Church focuses on well ministry

Kandie and Charlie Shubeck point to a photo taken of children using a well that was funded in 2018.

What started with hopes of funding one well for those less fortunate across the globe has blossomed into something more for Shepherd of the Lake Lutheran Church.

A ministry formed to raise money for Water to Thrive, a nonprofit that builds wells for those without access to clean water, has been around since 2016 after church members Kandie and Charlie Shubeck learned of the nonprofit while on vacation in Hawaii.

Ed Scharlau, with Water to Thrive, was giving a presentation at a church the Shubecks’ daughter attends in Austin, Texas.

The presentation left them “amazed,” which spurred Kandie to get the Tellico Village church involved. Within three weeks, the congregation’s “overwhelming” response raised $15,000, which funded three wells in Ethiopia.

“Those three wells serviced 850 people directly, but they always say it’s two to three times that amount because of the neighboring people coming in,” Kandie said.

The church raised $20,000 in a month in 2018 to help fund four more wells.

“One of the beautiful things about those projects in Uganda, two of those wells also provided for primary schools,” Kandie said.

An additional $15,000 was raised in 2020, which went toward three wells in Uganda.

Although a united church effort happens every other year, Kandie said the congregation has raised enough this year to build another well in an undecided location. The Water to Thrive fund is always open for donation, and about $1,000 has already been raised for the church’s 12th well.

The church has directly impacted 4,349 people through the 11 wells.

“Really it’s easily 12,000 people that we have literally changed their lives, and we’re a small church. We have 88 members,” she said.

Hopes are for another fundraiser in 2022, Charlie said.
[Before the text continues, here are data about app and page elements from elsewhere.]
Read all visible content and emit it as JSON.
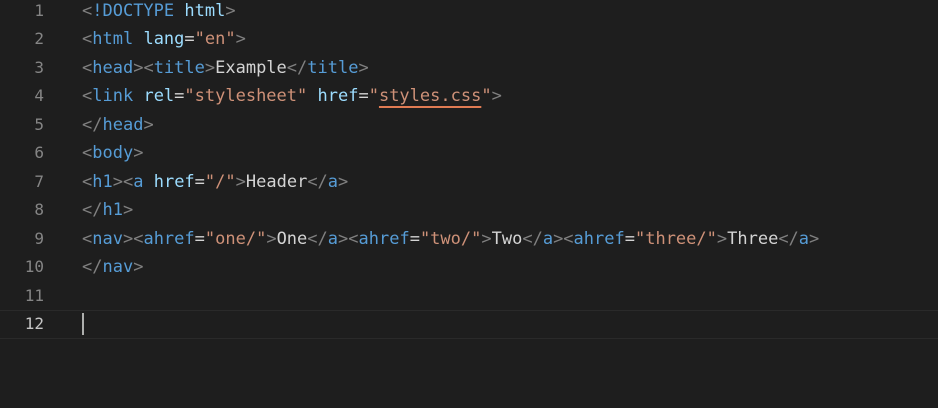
{
  "colors": {
    "background": "#1e1e1e",
    "line_number": "#858585",
    "line_number_active": "#c6c6c6",
    "punctuation": "#808080",
    "tag": "#569cd6",
    "attribute": "#9cdcfe",
    "string": "#ce9178",
    "text": "#d4d4d4",
    "squiggle": "#e07b53"
  },
  "editor": {
    "active_line": 12,
    "lines": [
      {
        "number": "1",
        "tokens": [
          {
            "t": "punct",
            "v": "<"
          },
          {
            "t": "tag",
            "v": "!DOCTYPE"
          },
          {
            "t": "text",
            "v": " "
          },
          {
            "t": "attr",
            "v": "html"
          },
          {
            "t": "punct",
            "v": ">"
          }
        ]
      },
      {
        "number": "2",
        "tokens": [
          {
            "t": "punct",
            "v": "<"
          },
          {
            "t": "tag",
            "v": "html"
          },
          {
            "t": "text",
            "v": " "
          },
          {
            "t": "attr",
            "v": "lang"
          },
          {
            "t": "eq",
            "v": "="
          },
          {
            "t": "str",
            "v": "\"en\""
          },
          {
            "t": "punct",
            "v": ">"
          }
        ]
      },
      {
        "number": "3",
        "tokens": [
          {
            "t": "punct",
            "v": "<"
          },
          {
            "t": "tag",
            "v": "head"
          },
          {
            "t": "punct",
            "v": "><"
          },
          {
            "t": "tag",
            "v": "title"
          },
          {
            "t": "punct",
            "v": ">"
          },
          {
            "t": "text",
            "v": "Example"
          },
          {
            "t": "punct",
            "v": "</"
          },
          {
            "t": "tag",
            "v": "title"
          },
          {
            "t": "punct",
            "v": ">"
          }
        ]
      },
      {
        "number": "4",
        "tokens": [
          {
            "t": "punct",
            "v": "<"
          },
          {
            "t": "tag",
            "v": "link"
          },
          {
            "t": "text",
            "v": " "
          },
          {
            "t": "attr",
            "v": "rel"
          },
          {
            "t": "eq",
            "v": "="
          },
          {
            "t": "str",
            "v": "\"stylesheet\""
          },
          {
            "t": "text",
            "v": " "
          },
          {
            "t": "attr",
            "v": "href"
          },
          {
            "t": "eq",
            "v": "="
          },
          {
            "t": "str",
            "v": "\""
          },
          {
            "t": "str-squiggle",
            "v": "styles.css"
          },
          {
            "t": "str",
            "v": "\""
          },
          {
            "t": "punct",
            "v": ">"
          }
        ]
      },
      {
        "number": "5",
        "tokens": [
          {
            "t": "punct",
            "v": "</"
          },
          {
            "t": "tag",
            "v": "head"
          },
          {
            "t": "punct",
            "v": ">"
          }
        ]
      },
      {
        "number": "6",
        "tokens": [
          {
            "t": "punct",
            "v": "<"
          },
          {
            "t": "tag",
            "v": "body"
          },
          {
            "t": "punct",
            "v": ">"
          }
        ]
      },
      {
        "number": "7",
        "tokens": [
          {
            "t": "punct",
            "v": "<"
          },
          {
            "t": "tag",
            "v": "h1"
          },
          {
            "t": "punct",
            "v": "><"
          },
          {
            "t": "tag",
            "v": "a"
          },
          {
            "t": "text",
            "v": " "
          },
          {
            "t": "attr",
            "v": "href"
          },
          {
            "t": "eq",
            "v": "="
          },
          {
            "t": "str",
            "v": "\"/\""
          },
          {
            "t": "punct",
            "v": ">"
          },
          {
            "t": "text",
            "v": "Header"
          },
          {
            "t": "punct",
            "v": "</"
          },
          {
            "t": "tag",
            "v": "a"
          },
          {
            "t": "punct",
            "v": ">"
          }
        ]
      },
      {
        "number": "8",
        "tokens": [
          {
            "t": "punct",
            "v": "</"
          },
          {
            "t": "tag",
            "v": "h1"
          },
          {
            "t": "punct",
            "v": ">"
          }
        ]
      },
      {
        "number": "9",
        "tokens": [
          {
            "t": "punct",
            "v": "<"
          },
          {
            "t": "tag",
            "v": "nav"
          },
          {
            "t": "punct",
            "v": "><"
          },
          {
            "t": "tag",
            "v": "ahref"
          },
          {
            "t": "eq",
            "v": "="
          },
          {
            "t": "str",
            "v": "\"one/\""
          },
          {
            "t": "punct",
            "v": ">"
          },
          {
            "t": "text",
            "v": "One"
          },
          {
            "t": "punct",
            "v": "</"
          },
          {
            "t": "tag",
            "v": "a"
          },
          {
            "t": "punct",
            "v": "><"
          },
          {
            "t": "tag",
            "v": "ahref"
          },
          {
            "t": "eq",
            "v": "="
          },
          {
            "t": "str",
            "v": "\"two/\""
          },
          {
            "t": "punct",
            "v": ">"
          },
          {
            "t": "text",
            "v": "Two"
          },
          {
            "t": "punct",
            "v": "</"
          },
          {
            "t": "tag",
            "v": "a"
          },
          {
            "t": "punct",
            "v": "><"
          },
          {
            "t": "tag",
            "v": "ahref"
          },
          {
            "t": "eq",
            "v": "="
          },
          {
            "t": "str",
            "v": "\"three/\""
          },
          {
            "t": "punct",
            "v": ">"
          },
          {
            "t": "text",
            "v": "Three"
          },
          {
            "t": "punct",
            "v": "</"
          },
          {
            "t": "tag",
            "v": "a"
          },
          {
            "t": "punct",
            "v": ">"
          }
        ]
      },
      {
        "number": "10",
        "tokens": [
          {
            "t": "punct",
            "v": "</"
          },
          {
            "t": "tag",
            "v": "nav"
          },
          {
            "t": "punct",
            "v": ">"
          }
        ]
      },
      {
        "number": "11",
        "tokens": []
      },
      {
        "number": "12",
        "tokens": []
      }
    ]
  }
}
The church has the option of naming each well, but Kandie said they instead opt to put “To the glory of God.” They also ask for their favorite Bible verse on the well in whichever language is appropriate for the country.

A photo of each well shows where the money goes.

“It literally changes their lives,” Kandie said. “Now there’s many definitions of poor, but the real definition of poor is when you don’t have access to clean water you are truly poor. When we give them this water, then they are able to go on and be productive. The children are able to go to school, the communities have a chance to get out of poverty, the women can help the family, they’re not spending all their money on medicines. ... What happens is the girls and the women in these countries are the ones that are responsible for gathering water, and it’s a long to walk to water in many of these communities. It’s not unusual for them to have to walk the girls and women two to three miles one way just to gather water, but the water that they are gathering is out of ponds that is often shared with the animals.

“So they are bringing this disease-borne water back to their homes and that’s what they are drinking,” she added. “Oftentimes the girls, because of the responsibility of the girls and the women to get the water, the girls aren’t able to go to school and because of the long walks they are more vulnerable to being sexually assaulted. It’s very difficult for them, and the women are spending so much time that they’re not able to be productive in their communities.”

Water to Thrive has no involvement with the government, she said. The nonprofit raised $1.096 million in 2020 and funded 130 wells.

“But they don’t just go in and put a well in, they do education, and they have wash committees where in order to have a well in the area first they determine that it’s where they can get water,” Kandie said. “But they educate the community and they make sure that there’s a wash committee set up, and it has to contain at least 50% of the women to oversee the functioning of the well because they know women are responsible for gathering the water so they wanted to make sure the women were really involved. They give the community sanitation training, hygiene training and they even build latrines in the community by the well.”

Kandie said credit for the success of the local effort goes to God.

“It’s not something that I would have ever done, Charlie would have ever done, on our own,” Kandie said. “It’s only because we were moved by the Holy Spirit.”

For more information, call the church at 865-816-4756 or visit